╭──

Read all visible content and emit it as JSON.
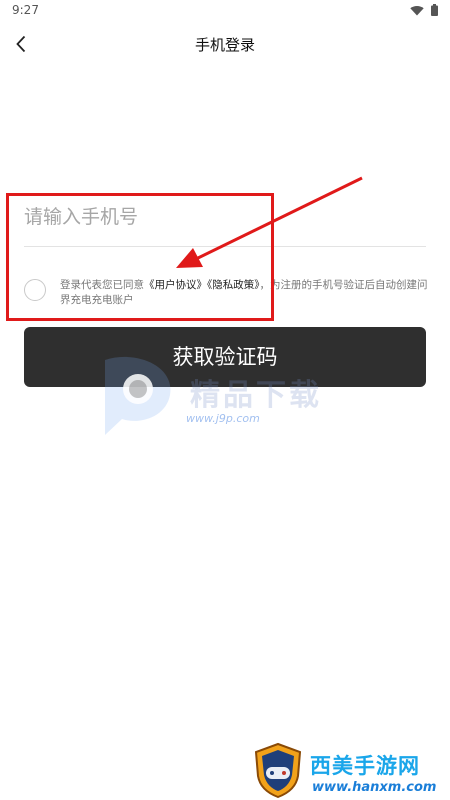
{
  "status_bar": {
    "time": "9:27"
  },
  "nav": {
    "title": "手机登录"
  },
  "form": {
    "phone_placeholder": "请输入手机号",
    "agreement": {
      "prefix": "登录代表您已同意",
      "user_agreement": "《用户协议》",
      "privacy_policy": "《隐私政策》",
      "suffix": "，为注册的手机号验证后自动创建问界充电充电账户"
    },
    "submit_label": "获取验证码"
  },
  "watermarks": {
    "center_name": "精品下载",
    "center_url": "www.j9p.com",
    "bottom_name": "西美手游网",
    "bottom_url": "www.hanxm.com"
  },
  "colors": {
    "button_bg": "#2f2f2f",
    "annotation": "#e01a1a"
  }
}
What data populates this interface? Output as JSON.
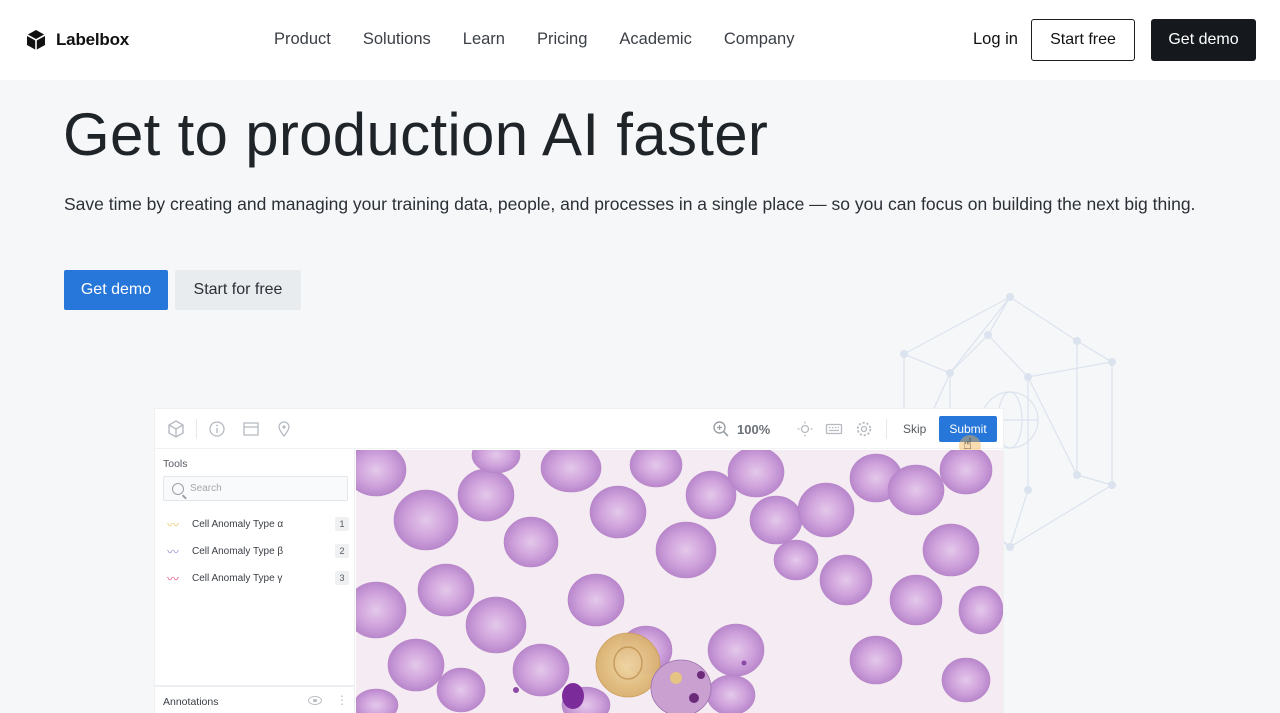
{
  "nav": {
    "brand": "Labelbox",
    "links": [
      "Product",
      "Solutions",
      "Learn",
      "Pricing",
      "Academic",
      "Company"
    ],
    "login": "Log in",
    "start_free": "Start free",
    "get_demo": "Get demo"
  },
  "hero": {
    "title": "Get to production AI faster",
    "subtitle": "Save time by creating and managing your training data, people, and processes in a single place — so you can focus on building the next big thing.",
    "primary_cta": "Get demo",
    "secondary_cta": "Start for free"
  },
  "app": {
    "zoom": "100%",
    "skip": "Skip",
    "submit": "Submit",
    "tools_label": "Tools",
    "search_placeholder": "Search",
    "tools": [
      {
        "name": "Cell Anomaly Type α",
        "key": "1",
        "color": "#e8c766"
      },
      {
        "name": "Cell Anomaly Type β",
        "key": "2",
        "color": "#9b8fd6"
      },
      {
        "name": "Cell Anomaly Type γ",
        "key": "3",
        "color": "#e0578a"
      }
    ],
    "annotations_label": "Annotations"
  },
  "colors": {
    "accent": "#2776d9",
    "dark": "#15191e",
    "cell": "#c99bd6"
  }
}
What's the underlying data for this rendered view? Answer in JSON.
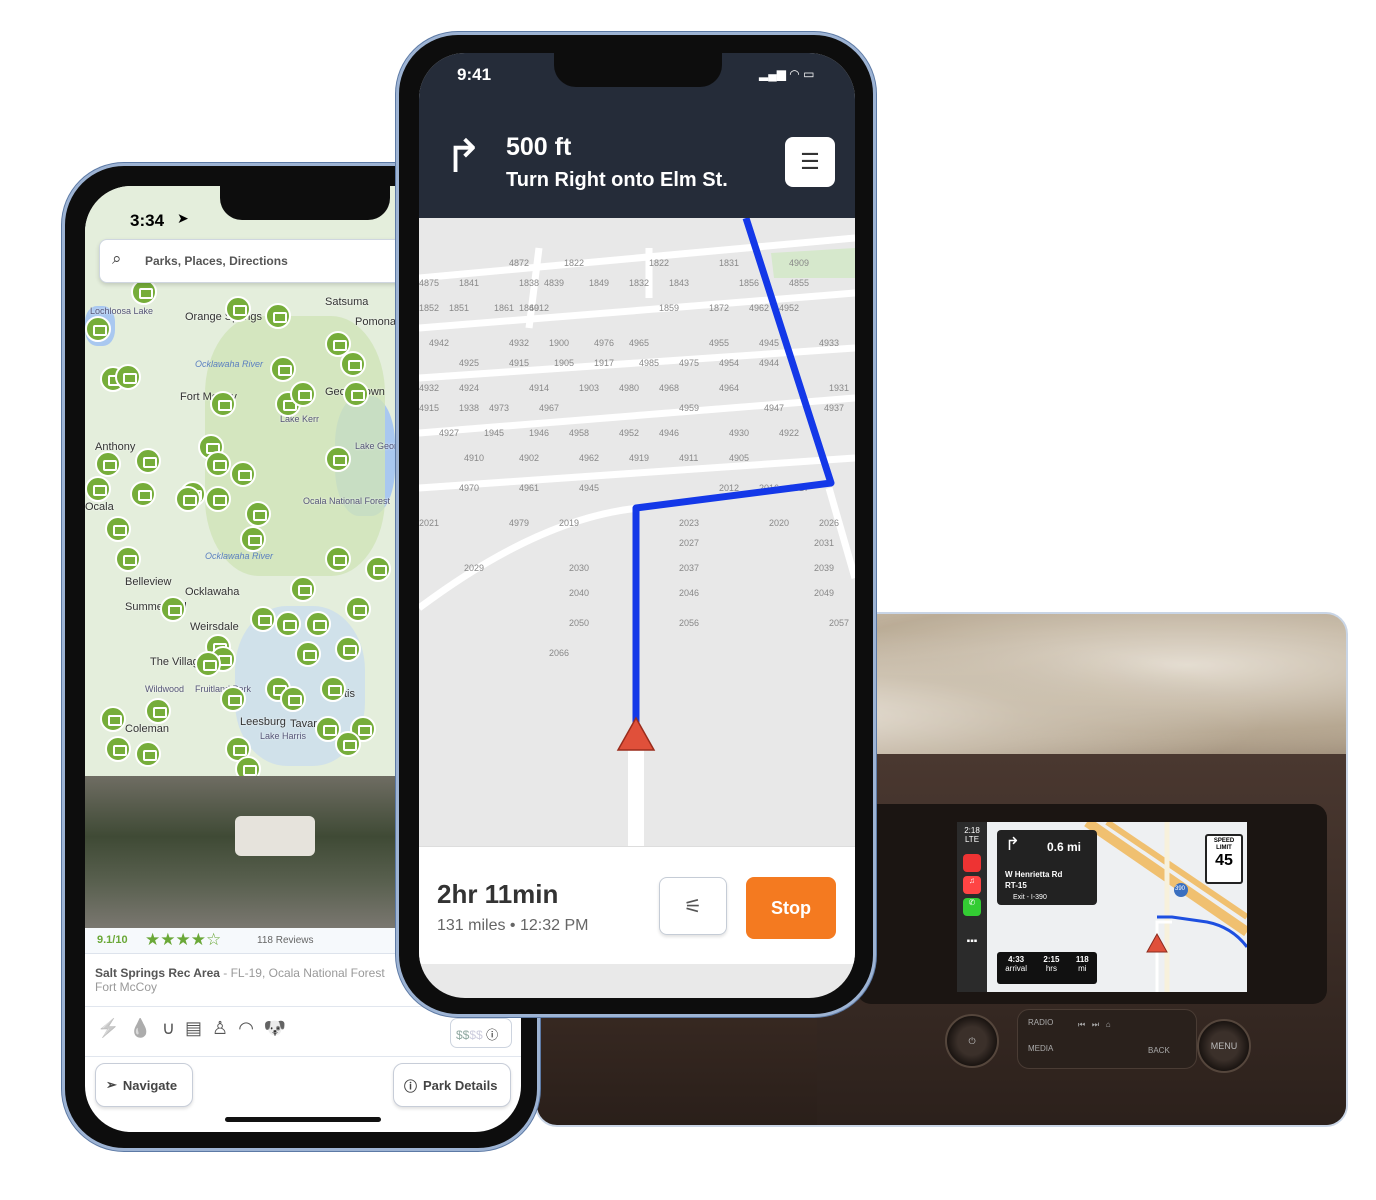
{
  "left_phone": {
    "status_time": "3:34",
    "search_placeholder": "Parks, Places, Directions",
    "map_labels": [
      "Satsuma",
      "Orange Springs",
      "Pomona Park",
      "Fort McCoy",
      "Georgetown",
      "Anthony",
      "Ocala",
      "Belleview",
      "Ocklawaha",
      "Summerfield",
      "Weirsdale",
      "The Villages",
      "Leesburg",
      "Coleman",
      "Tavares",
      "Eustis",
      "Lochloosa Lake",
      "Lake George",
      "Lake Kerr",
      "Lake Harris",
      "Ocala National Forest",
      "Fruitland Park",
      "Wildwood"
    ],
    "water_labels": [
      "Ocklawaha River",
      "Ocklawaha River"
    ],
    "rating": "9.1/10",
    "stars": 4,
    "reviews": "118 Reviews",
    "park_name": "Salt Springs Rec Area",
    "park_address": " - FL-19, Ocala National Forest",
    "park_city": "Fort McCoy",
    "amenities": [
      "50-amp-icon",
      "water-icon",
      "sewer-icon",
      "bus-icon",
      "toilet-icon",
      "wifi-icon",
      "pets-icon"
    ],
    "price": {
      "active": "$$",
      "inactive": "$$"
    },
    "navigate_label": "Navigate",
    "details_label": "Park Details"
  },
  "center_phone": {
    "status_time": "9:41",
    "distance": "500 ft",
    "instruction": "Turn Right onto Elm St.",
    "street_numbers": [
      "4872",
      "1822",
      "1822",
      "1831",
      "4909",
      "4875",
      "1841",
      "1838",
      "4839",
      "1849",
      "1832",
      "1843",
      "1856",
      "4855",
      "1852",
      "1851",
      "1861",
      "1860",
      "4912",
      "1859",
      "1872",
      "4962",
      "4952",
      "4942",
      "4932",
      "1900",
      "4976",
      "4965",
      "4955",
      "4945",
      "4933",
      "4925",
      "4915",
      "1905",
      "1917",
      "4985",
      "4975",
      "4954",
      "4944",
      "4932",
      "4924",
      "4914",
      "1903",
      "4980",
      "4968",
      "4964",
      "1931",
      "4915",
      "1938",
      "4973",
      "4967",
      "4959",
      "4947",
      "4937",
      "4927",
      "1945",
      "1946",
      "4958",
      "4952",
      "4946",
      "4930",
      "4922",
      "4910",
      "4902",
      "4962",
      "4919",
      "4911",
      "4905",
      "4970",
      "4961",
      "4945",
      "2012",
      "2016",
      "2017",
      "2021",
      "4979",
      "2019",
      "2023",
      "2020",
      "2026",
      "2027",
      "2031",
      "2029",
      "2030",
      "2037",
      "2039",
      "2040",
      "2046",
      "2049",
      "2050",
      "2056",
      "2057",
      "2066"
    ],
    "eta_duration": "2hr 11min",
    "eta_details": "131 miles • 12:32 PM",
    "stop_label": "Stop",
    "route_color": "#1438e8",
    "accent_color": "#f47a20"
  },
  "carplay": {
    "time": "2:18",
    "signal": "LTE",
    "distance": "0.6 mi",
    "street": "W Henrietta Rd",
    "route": "RT-15",
    "exit": "Exit  - I-390",
    "shield": "390",
    "arrival": "4:33",
    "arrival_label": "arrival",
    "hrs": "2:15",
    "hrs_label": "hrs",
    "mi": "118",
    "mi_label": "mi",
    "speed_label": "SPEED LIMIT",
    "speed": "45",
    "radio_labels": [
      "RADIO",
      "MEDIA",
      "BACK",
      "MENU"
    ]
  }
}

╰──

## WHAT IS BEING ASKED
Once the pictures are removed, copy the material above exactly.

## THE ANSWER
Read all visible content and emit it as JSON.
{
  "status_bar": {
    "time": "9:27"
  },
  "nav": {
    "title": "手机登录"
  },
  "form": {
    "phone_placeholder": "请输入手机号",
    "agreement": {
      "prefix": "登录代表您已同意",
      "user_agreement": "《用户协议》",
      "privacy_policy": "《隐私政策》",
      "suffix": "，为注册的手机号验证后自动创建问界充电充电账户"
    },
    "submit_label": "获取验证码"
  },
  "watermarks": {
    "center_name": "精品下载",
    "center_url": "www.j9p.com",
    "bottom_name": "西美手游网",
    "bottom_url": "www.hanxm.com"
  },
  "colors": {
    "button_bg": "#2f2f2f",
    "annotation": "#e01a1a"
  }
}
What data populates this interface? Output as JSON.
{
  "nav": {
    "brand": "Labelbox",
    "links": [
      "Product",
      "Solutions",
      "Learn",
      "Pricing",
      "Academic",
      "Company"
    ],
    "login": "Log in",
    "start_free": "Start free",
    "get_demo": "Get demo"
  },
  "hero": {
    "title": "Get to production AI faster",
    "subtitle": "Save time by creating and managing your training data, people, and processes in a single place — so you can focus on building the next big thing.",
    "primary_cta": "Get demo",
    "secondary_cta": "Start for free"
  },
  "app": {
    "zoom": "100%",
    "skip": "Skip",
    "submit": "Submit",
    "tools_label": "Tools",
    "search_placeholder": "Search",
    "tools": [
      {
        "name": "Cell Anomaly Type α",
        "key": "1",
        "color": "#e8c766"
      },
      {
        "name": "Cell Anomaly Type β",
        "key": "2",
        "color": "#9b8fd6"
      },
      {
        "name": "Cell Anomaly Type γ",
        "key": "3",
        "color": "#e0578a"
      }
    ],
    "annotations_label": "Annotations"
  },
  "colors": {
    "accent": "#2776d9",
    "dark": "#15191e",
    "cell": "#c99bd6"
  }
}
What's the underlying data for this rendered view? Answer in JSON.
{
  "left_phone": {
    "status_time": "3:34",
    "search_placeholder": "Parks, Places, Directions",
    "map_labels": [
      "Satsuma",
      "Orange Springs",
      "Pomona Park",
      "Fort McCoy",
      "Georgetown",
      "Anthony",
      "Ocala",
      "Belleview",
      "Ocklawaha",
      "Summerfield",
      "Weirsdale",
      "The Villages",
      "Leesburg",
      "Coleman",
      "Tavares",
      "Eustis",
      "Lochloosa Lake",
      "Lake George",
      "Lake Kerr",
      "Lake Harris",
      "Ocala National Forest",
      "Fruitland Park",
      "Wildwood"
    ],
    "water_labels": [
      "Ocklawaha River",
      "Ocklawaha River"
    ],
    "rating": "9.1/10",
    "stars": 4,
    "reviews": "118 Reviews",
    "park_name": "Salt Springs Rec Area",
    "park_address": " - FL-19, Ocala National Forest",
    "park_city": "Fort McCoy",
    "amenities": [
      "50-amp-icon",
      "water-icon",
      "sewer-icon",
      "bus-icon",
      "toilet-icon",
      "wifi-icon",
      "pets-icon"
    ],
    "price": {
      "active": "$$",
      "inactive": "$$"
    },
    "navigate_label": "Navigate",
    "details_label": "Park Details"
  },
  "center_phone": {
    "status_time": "9:41",
    "distance": "500 ft",
    "instruction": "Turn Right onto Elm St.",
    "street_numbers": [
      "4872",
      "1822",
      "1822",
      "1831",
      "4909",
      "4875",
      "1841",
      "1838",
      "4839",
      "1849",
      "1832",
      "1843",
      "1856",
      "4855",
      "1852",
      "1851",
      "1861",
      "1860",
      "4912",
      "1859",
      "1872",
      "4962",
      "4952",
      "4942",
      "4932",
      "1900",
      "4976",
      "4965",
      "4955",
      "4945",
      "4933",
      "4925",
      "4915",
      "1905",
      "1917",
      "4985",
      "4975",
      "4954",
      "4944",
      "4932",
      "4924",
      "4914",
      "1903",
      "4980",
      "4968",
      "4964",
      "1931",
      "4915",
      "1938",
      "4973",
      "4967",
      "4959",
      "4947",
      "4937",
      "4927",
      "1945",
      "1946",
      "4958",
      "4952",
      "4946",
      "4930",
      "4922",
      "4910",
      "4902",
      "4962",
      "4919",
      "4911",
      "4905",
      "4970",
      "4961",
      "4945",
      "2012",
      "2016",
      "2017",
      "2021",
      "4979",
      "2019",
      "2023",
      "2020",
      "2026",
      "2027",
      "2031",
      "2029",
      "2030",
      "2037",
      "2039",
      "2040",
      "2046",
      "2049",
      "2050",
      "2056",
      "2057",
      "2066"
    ],
    "eta_duration": "2hr 11min",
    "eta_details": "131 miles • 12:32 PM",
    "stop_label": "Stop",
    "route_color": "#1438e8",
    "accent_color": "#f47a20"
  },
  "carplay": {
    "time": "2:18",
    "signal": "LTE",
    "distance": "0.6 mi",
    "street": "W Henrietta Rd",
    "route": "RT-15",
    "exit": "Exit  - I-390",
    "shield": "390",
    "arrival": "4:33",
    "arrival_label": "arrival",
    "hrs": "2:15",
    "hrs_label": "hrs",
    "mi": "118",
    "mi_label": "mi",
    "speed_label": "SPEED LIMIT",
    "speed": "45",
    "radio_labels": [
      "RADIO",
      "MEDIA",
      "BACK",
      "MENU"
    ]
  }
}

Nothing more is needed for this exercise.